Ian Robertson, Co-Director of the Global Brain Health Institute at Trinity and Principal Investigator of the study added: “Yogis and Buddhist practitioners have long considered the breath an especially suitable object for meditation. It is believed that by observing the breath, and regulating it in precise ways—a practice known as pranayama—changes in arousal, attention, and emotional control that can be of great benefit to the meditator are realised. Our research finds that there is evidence to support the view that there is a strong connection between breath-centred practices and a steadiness of mind.”

“Our findings could have particular implications for research into brain ageing. Brains typically lose mass as they age, but less so in the brains of long term meditators. More ‘youthful’ brains have a reduced risk of dementia and mindfulness meditation techniques actually strengthen brain networks. Our research offers one possible reason for this—using our breath to control one of the brain’s natural chemical messengers, noradrenaline, which in the right ‘dose’ helps the brain grow new connections between cells. This study provides one more reason for everyone to boost the health of their brain using a whole range of activities ranging from aerobic exercise to mindfulness meditation.”

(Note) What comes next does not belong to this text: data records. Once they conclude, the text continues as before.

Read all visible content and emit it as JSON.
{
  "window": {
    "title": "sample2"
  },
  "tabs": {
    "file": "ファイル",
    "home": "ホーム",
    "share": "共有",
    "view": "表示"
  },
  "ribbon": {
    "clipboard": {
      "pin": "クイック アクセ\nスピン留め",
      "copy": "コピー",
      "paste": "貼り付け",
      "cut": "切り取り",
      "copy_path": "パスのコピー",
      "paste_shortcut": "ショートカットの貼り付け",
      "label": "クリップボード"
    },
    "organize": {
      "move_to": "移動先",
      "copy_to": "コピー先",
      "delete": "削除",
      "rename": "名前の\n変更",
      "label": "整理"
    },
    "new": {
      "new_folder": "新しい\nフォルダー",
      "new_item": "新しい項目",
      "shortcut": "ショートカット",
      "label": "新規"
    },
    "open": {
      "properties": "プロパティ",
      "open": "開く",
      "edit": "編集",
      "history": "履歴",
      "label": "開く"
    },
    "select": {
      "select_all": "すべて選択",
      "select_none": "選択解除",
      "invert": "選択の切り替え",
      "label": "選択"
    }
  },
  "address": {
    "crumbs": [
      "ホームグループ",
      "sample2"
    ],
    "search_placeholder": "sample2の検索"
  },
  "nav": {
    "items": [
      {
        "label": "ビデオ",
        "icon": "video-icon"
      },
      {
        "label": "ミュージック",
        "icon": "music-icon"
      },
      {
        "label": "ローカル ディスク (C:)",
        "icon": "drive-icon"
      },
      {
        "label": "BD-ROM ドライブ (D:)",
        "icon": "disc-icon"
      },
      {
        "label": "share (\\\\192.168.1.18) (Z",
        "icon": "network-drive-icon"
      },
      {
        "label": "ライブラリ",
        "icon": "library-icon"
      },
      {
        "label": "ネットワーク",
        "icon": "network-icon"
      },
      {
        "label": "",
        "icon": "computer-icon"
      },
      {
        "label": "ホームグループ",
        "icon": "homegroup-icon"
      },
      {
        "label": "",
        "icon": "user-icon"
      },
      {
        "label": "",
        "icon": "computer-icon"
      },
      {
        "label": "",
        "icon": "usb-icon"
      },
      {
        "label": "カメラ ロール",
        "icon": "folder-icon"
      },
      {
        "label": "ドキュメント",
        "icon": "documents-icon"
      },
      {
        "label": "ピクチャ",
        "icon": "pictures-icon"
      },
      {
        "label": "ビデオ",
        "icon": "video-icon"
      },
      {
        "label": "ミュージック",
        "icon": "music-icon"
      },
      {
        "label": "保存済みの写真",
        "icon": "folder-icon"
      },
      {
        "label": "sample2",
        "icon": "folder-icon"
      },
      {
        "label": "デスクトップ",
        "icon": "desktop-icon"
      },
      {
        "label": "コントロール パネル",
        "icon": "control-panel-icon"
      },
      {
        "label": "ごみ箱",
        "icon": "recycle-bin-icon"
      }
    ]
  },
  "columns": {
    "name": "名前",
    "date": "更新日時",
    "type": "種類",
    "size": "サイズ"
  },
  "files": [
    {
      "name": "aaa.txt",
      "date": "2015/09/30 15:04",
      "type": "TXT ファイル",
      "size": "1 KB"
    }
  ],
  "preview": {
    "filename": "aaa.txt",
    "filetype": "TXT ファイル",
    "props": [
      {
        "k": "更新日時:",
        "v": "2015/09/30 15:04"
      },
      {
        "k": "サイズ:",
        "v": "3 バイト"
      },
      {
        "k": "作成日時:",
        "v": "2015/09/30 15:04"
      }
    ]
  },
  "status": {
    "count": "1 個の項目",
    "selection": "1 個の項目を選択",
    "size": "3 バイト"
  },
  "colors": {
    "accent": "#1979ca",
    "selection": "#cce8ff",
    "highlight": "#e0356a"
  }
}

Explore further:
How mindfulness helps you live in the moment

More information:
Michael Christopher Melnychuk et al. Coupling of respiration and attention via the locus coeruleus: Effects of meditation and pranayama, Psychophysiology (2018). DOI: 10.1111/psyp.13091

Provided by:
Trinity College Dublin

Tagged with:

About author

Related Articles